The smirk.
The smirk.
Brett Jordan, Unsplash

In Berlin, Germany, a fox has embarked on a crime spree that puts Dora the Explorer’s Swiper completely to shame.

CNN-News18 reports that residents of Zehlendorf, a locality in southeastern Berlin, spent weeks scratching their heads as shoes continued to disappear from their stoops and patios overnight. After posting about the mystery on a neighborhood watch site and reading accounts from various bewildered barefooters, a local named Christian Meyer began to think the thief might be a fox.

He was right.
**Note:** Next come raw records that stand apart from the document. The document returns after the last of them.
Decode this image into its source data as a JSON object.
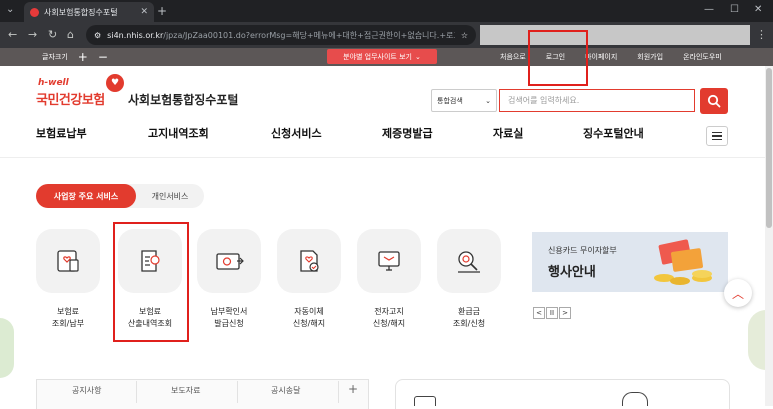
{
  "browser": {
    "tab_title": "사회보험통합징수포털",
    "url_host": "si4n.nhis.or.kr",
    "url_path": "/jpza/JpZaa00101.do?errorMsg=해당+메뉴에+대한+접근권한이+없습니다.+로그..."
  },
  "utility": {
    "font_size_label": "글자크기",
    "plus": "+",
    "minus": "−",
    "banner_label": "분야별 업무사이트 보기",
    "links": [
      "처음으로",
      "로그인",
      "마이페이지",
      "회원가입",
      "온라인도우미"
    ]
  },
  "header": {
    "logo_hwell": "h-well",
    "logo_main": "국민건강보험",
    "logo_sub": "사회보험통합징수포털",
    "search_scope": "통합검색",
    "search_placeholder": "검색어를 입력하세요."
  },
  "gnb": [
    "보험료납부",
    "고지내역조회",
    "신청서비스",
    "제증명발급",
    "자료실",
    "징수포털안내"
  ],
  "service_tabs": {
    "active": "사업장 주요 서비스",
    "inactive": "개인서비스"
  },
  "services": [
    {
      "label": "보험료\n조회/납부",
      "icon": "document-heart-icon"
    },
    {
      "label": "보험료\n산출내역조회",
      "icon": "calculator-list-icon"
    },
    {
      "label": "납부확인서\n발급신청",
      "icon": "certificate-icon"
    },
    {
      "label": "자동이체\n신청/해지",
      "icon": "auto-transfer-icon"
    },
    {
      "label": "전자고지\n신청/해지",
      "icon": "e-notice-icon"
    },
    {
      "label": "환급금\n조회/신청",
      "icon": "refund-search-icon"
    }
  ],
  "banner": {
    "subtitle": "신용카드 무이자할부",
    "title": "행사안내",
    "prev": "<",
    "pause": "II",
    "next": ">"
  },
  "notice_tabs": [
    "공지사항",
    "보도자료",
    "공시송달"
  ],
  "colors": {
    "accent": "#e23b2e",
    "util_bar": "#5c5757"
  }
}
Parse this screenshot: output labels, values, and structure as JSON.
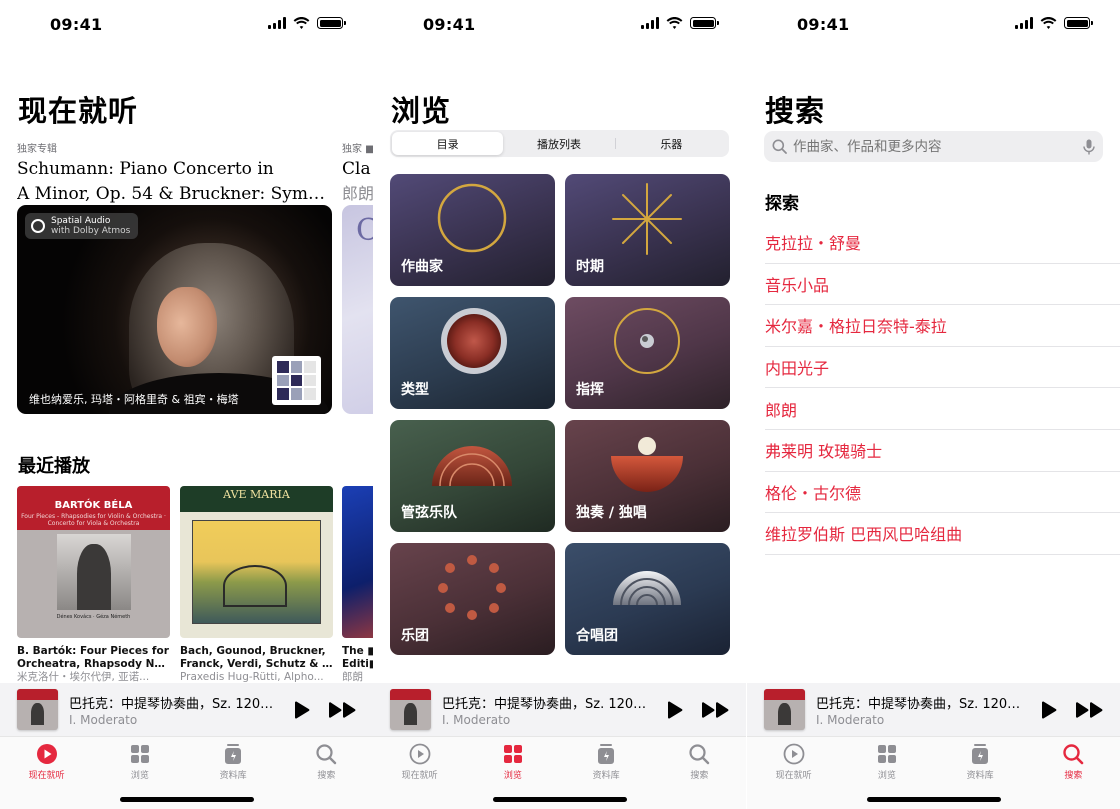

Meyer caught sight of the roguish robber with a mouthful of flip-flop and followed him to a field, where he found more than 100 stolen shoes. The fox appears to have an affinity for Crocs, but the cache also contained sandals, sneakers, a pair of rubber boots, and one black ballet flat, among other footwear. Unfortunately, according to BBC News, Meyer’s own vanished running shoe was nowhere to be seen.

Foxes are known for their playfulness, and it’s not uncommon for one to trot off with an item left unattended in a yard. Birmingham & Black Country Wildlife explains that foxes are drawn to “things that smell good,” which, to a fox, includes dog toys, balls, gardening gloves, and worn shoes. And if your former cat’s backyard gravesite is suddenly empty one day, you can probably blame a fox for that, too; they bury their own food to eat later, so a deceased pet is basically a free meal.

The fate of Zehlendorf’s furriest burglar remains unclear, but The Cut’s Amanda Arnold has a radical idea: that the residents simply let the fox keep what is obviously a well-curated collection.

[h/t CNN-News18]